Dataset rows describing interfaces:
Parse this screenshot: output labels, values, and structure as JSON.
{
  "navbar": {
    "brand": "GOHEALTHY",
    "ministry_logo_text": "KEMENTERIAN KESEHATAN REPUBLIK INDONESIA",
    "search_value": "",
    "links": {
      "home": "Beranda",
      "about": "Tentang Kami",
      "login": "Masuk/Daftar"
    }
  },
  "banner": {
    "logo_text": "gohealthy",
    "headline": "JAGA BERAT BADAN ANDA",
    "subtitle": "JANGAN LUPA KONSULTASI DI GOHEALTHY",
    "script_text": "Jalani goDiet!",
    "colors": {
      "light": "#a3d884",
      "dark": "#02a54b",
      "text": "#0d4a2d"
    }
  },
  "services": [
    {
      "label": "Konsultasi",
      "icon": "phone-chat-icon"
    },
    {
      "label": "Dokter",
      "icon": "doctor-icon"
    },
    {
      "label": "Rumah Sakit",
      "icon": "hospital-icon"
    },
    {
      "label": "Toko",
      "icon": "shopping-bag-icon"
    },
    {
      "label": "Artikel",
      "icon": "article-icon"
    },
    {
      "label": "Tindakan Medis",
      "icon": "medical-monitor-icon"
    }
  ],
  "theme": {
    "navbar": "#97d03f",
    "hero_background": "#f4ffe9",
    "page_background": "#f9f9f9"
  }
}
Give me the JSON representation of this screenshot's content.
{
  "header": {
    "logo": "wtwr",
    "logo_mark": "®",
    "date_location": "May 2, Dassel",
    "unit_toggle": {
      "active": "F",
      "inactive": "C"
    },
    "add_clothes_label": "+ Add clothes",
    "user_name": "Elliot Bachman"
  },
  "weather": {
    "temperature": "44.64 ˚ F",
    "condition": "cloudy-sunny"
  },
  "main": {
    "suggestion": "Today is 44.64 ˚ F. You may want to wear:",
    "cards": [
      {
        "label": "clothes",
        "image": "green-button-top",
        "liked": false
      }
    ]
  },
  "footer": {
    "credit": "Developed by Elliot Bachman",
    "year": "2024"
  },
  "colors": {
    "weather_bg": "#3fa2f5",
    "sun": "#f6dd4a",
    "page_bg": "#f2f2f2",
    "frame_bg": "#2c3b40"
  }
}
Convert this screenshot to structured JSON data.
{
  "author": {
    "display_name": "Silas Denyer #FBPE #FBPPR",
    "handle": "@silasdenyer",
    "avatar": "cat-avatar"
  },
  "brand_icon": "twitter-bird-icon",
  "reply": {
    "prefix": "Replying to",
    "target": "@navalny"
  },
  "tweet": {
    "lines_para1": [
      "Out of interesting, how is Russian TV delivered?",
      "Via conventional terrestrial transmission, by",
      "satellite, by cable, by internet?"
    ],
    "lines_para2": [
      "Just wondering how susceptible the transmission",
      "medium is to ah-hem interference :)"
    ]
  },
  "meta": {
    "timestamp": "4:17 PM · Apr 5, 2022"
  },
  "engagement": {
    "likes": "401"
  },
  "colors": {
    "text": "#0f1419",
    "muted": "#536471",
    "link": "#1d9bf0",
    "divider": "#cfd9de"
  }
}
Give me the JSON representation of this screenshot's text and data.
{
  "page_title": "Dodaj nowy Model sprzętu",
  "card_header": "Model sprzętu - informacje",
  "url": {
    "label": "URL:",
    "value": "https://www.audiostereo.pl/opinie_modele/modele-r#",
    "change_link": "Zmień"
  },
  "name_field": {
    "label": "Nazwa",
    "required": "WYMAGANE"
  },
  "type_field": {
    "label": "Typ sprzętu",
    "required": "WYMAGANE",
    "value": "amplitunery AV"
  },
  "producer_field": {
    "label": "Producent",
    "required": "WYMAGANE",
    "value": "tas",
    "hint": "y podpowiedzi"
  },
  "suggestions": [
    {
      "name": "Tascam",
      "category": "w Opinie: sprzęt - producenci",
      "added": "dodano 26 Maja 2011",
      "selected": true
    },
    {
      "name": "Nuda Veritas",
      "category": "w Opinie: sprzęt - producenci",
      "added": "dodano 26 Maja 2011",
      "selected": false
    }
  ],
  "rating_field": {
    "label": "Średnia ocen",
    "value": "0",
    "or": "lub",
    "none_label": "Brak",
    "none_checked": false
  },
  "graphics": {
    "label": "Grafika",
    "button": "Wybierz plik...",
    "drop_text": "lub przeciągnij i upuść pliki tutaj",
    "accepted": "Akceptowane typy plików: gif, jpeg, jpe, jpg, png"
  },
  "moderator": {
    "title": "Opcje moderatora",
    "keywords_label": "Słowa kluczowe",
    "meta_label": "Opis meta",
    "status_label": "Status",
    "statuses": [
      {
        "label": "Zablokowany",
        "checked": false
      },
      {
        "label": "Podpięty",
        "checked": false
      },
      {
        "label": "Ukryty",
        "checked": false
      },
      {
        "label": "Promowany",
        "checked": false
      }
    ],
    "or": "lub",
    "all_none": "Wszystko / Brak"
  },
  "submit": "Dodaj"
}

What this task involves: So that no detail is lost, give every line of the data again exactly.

Answer area:
Parse this screenshot: output labels, values, and structure as JSON.
{
  "navbar": {
    "brand": "GOHEALTHY",
    "ministry_logo_text": "KEMENTERIAN KESEHATAN REPUBLIK INDONESIA",
    "search_value": "",
    "links": {
      "home": "Beranda",
      "about": "Tentang Kami",
      "login": "Masuk/Daftar"
    }
  },
  "banner": {
    "logo_text": "gohealthy",
    "headline": "JAGA BERAT BADAN ANDA",
    "subtitle": "JANGAN LUPA KONSULTASI DI GOHEALTHY",
    "script_text": "Jalani goDiet!",
    "colors": {
      "light": "#a3d884",
      "dark": "#02a54b",
      "text": "#0d4a2d"
    }
  },
  "services": [
    {
      "label": "Konsultasi",
      "icon": "phone-chat-icon"
    },
    {
      "label": "Dokter",
      "icon": "doctor-icon"
    },
    {
      "label": "Rumah Sakit",
      "icon": "hospital-icon"
    },
    {
      "label": "Toko",
      "icon": "shopping-bag-icon"
    },
    {
      "label": "Artikel",
      "icon": "article-icon"
    },
    {
      "label": "Tindakan Medis",
      "icon": "medical-monitor-icon"
    }
  ],
  "theme": {
    "navbar": "#97d03f",
    "hero_background": "#f4ffe9",
    "page_background": "#f9f9f9"
  }
}
Give me the JSON representation of this screenshot's content.
{
  "header": {
    "logo": "wtwr",
    "logo_mark": "®",
    "date_location": "May 2, Dassel",
    "unit_toggle": {
      "active": "F",
      "inactive": "C"
    },
    "add_clothes_label": "+ Add clothes",
    "user_name": "Elliot Bachman"
  },
  "weather": {
    "temperature": "44.64 ˚ F",
    "condition": "cloudy-sunny"
  },
  "main": {
    "suggestion": "Today is 44.64 ˚ F. You may want to wear:",
    "cards": [
      {
        "label": "clothes",
        "image": "green-button-top",
        "liked": false
      }
    ]
  },
  "footer": {
    "credit": "Developed by Elliot Bachman",
    "year": "2024"
  },
  "colors": {
    "weather_bg": "#3fa2f5",
    "sun": "#f6dd4a",
    "page_bg": "#f2f2f2",
    "frame_bg": "#2c3b40"
  }
}
Convert this screenshot to structured JSON data.
{
  "author": {
    "display_name": "Silas Denyer #FBPE #FBPPR",
    "handle": "@silasdenyer",
    "avatar": "cat-avatar"
  },
  "brand_icon": "twitter-bird-icon",
  "reply": {
    "prefix": "Replying to",
    "target": "@navalny"
  },
  "tweet": {
    "lines_para1": [
      "Out of interesting, how is Russian TV delivered?",
      "Via conventional terrestrial transmission, by",
      "satellite, by cable, by internet?"
    ],
    "lines_para2": [
      "Just wondering how susceptible the transmission",
      "medium is to ah-hem interference :)"
    ]
  },
  "meta": {
    "timestamp": "4:17 PM · Apr 5, 2022"
  },
  "engagement": {
    "likes": "401"
  },
  "colors": {
    "text": "#0f1419",
    "muted": "#536471",
    "link": "#1d9bf0",
    "divider": "#cfd9de"
  }
}
Give me the JSON representation of this screenshot's text and data.
{
  "page_title": "Dodaj nowy Model sprzętu",
  "card_header": "Model sprzętu - informacje",
  "url": {
    "label": "URL:",
    "value": "https://www.audiostereo.pl/opinie_modele/modele-r#",
    "change_link": "Zmień"
  },
  "name_field": {
    "label": "Nazwa",
    "required": "WYMAGANE"
  },
  "type_field": {
    "label": "Typ sprzętu",
    "required": "WYMAGANE",
    "value": "amplitunery AV"
  },
  "producer_field": {
    "label": "Producent",
    "required": "WYMAGANE",
    "value": "tas",
    "hint": "y podpowiedzi"
  },
  "suggestions": [
    {
      "name": "Tascam",
      "category": "w Opinie: sprzęt - producenci",
      "added": "dodano 26 Maja 2011",
      "selected": true
    },
    {
      "name": "Nuda Veritas",
      "category": "w Opinie: sprzęt - producenci",
      "added": "dodano 26 Maja 2011",
      "selected": false
    }
  ],
  "rating_field": {
    "label": "Średnia ocen",
    "value": "0",
    "or": "lub",
    "none_label": "Brak",
    "none_checked": false
  },
  "graphics": {
    "label": "Grafika",
    "button": "Wybierz plik...",
    "drop_text": "lub przeciągnij i upuść pliki tutaj",
    "accepted": "Akceptowane typy plików: gif, jpeg, jpe, jpg, png"
  },
  "moderator": {
    "title": "Opcje moderatora",
    "keywords_label": "Słowa kluczowe",
    "meta_label": "Opis meta",
    "status_label": "Status",
    "statuses": [
      {
        "label": "Zablokowany",
        "checked": false
      },
      {
        "label": "Podpięty",
        "checked": false
      },
      {
        "label": "Ukryty",
        "checked": false
      },
      {
        "label": "Promowany",
        "checked": false
      }
    ],
    "or": "lub",
    "all_none": "Wszystko / Brak"
  },
  "submit": "Dodaj"
}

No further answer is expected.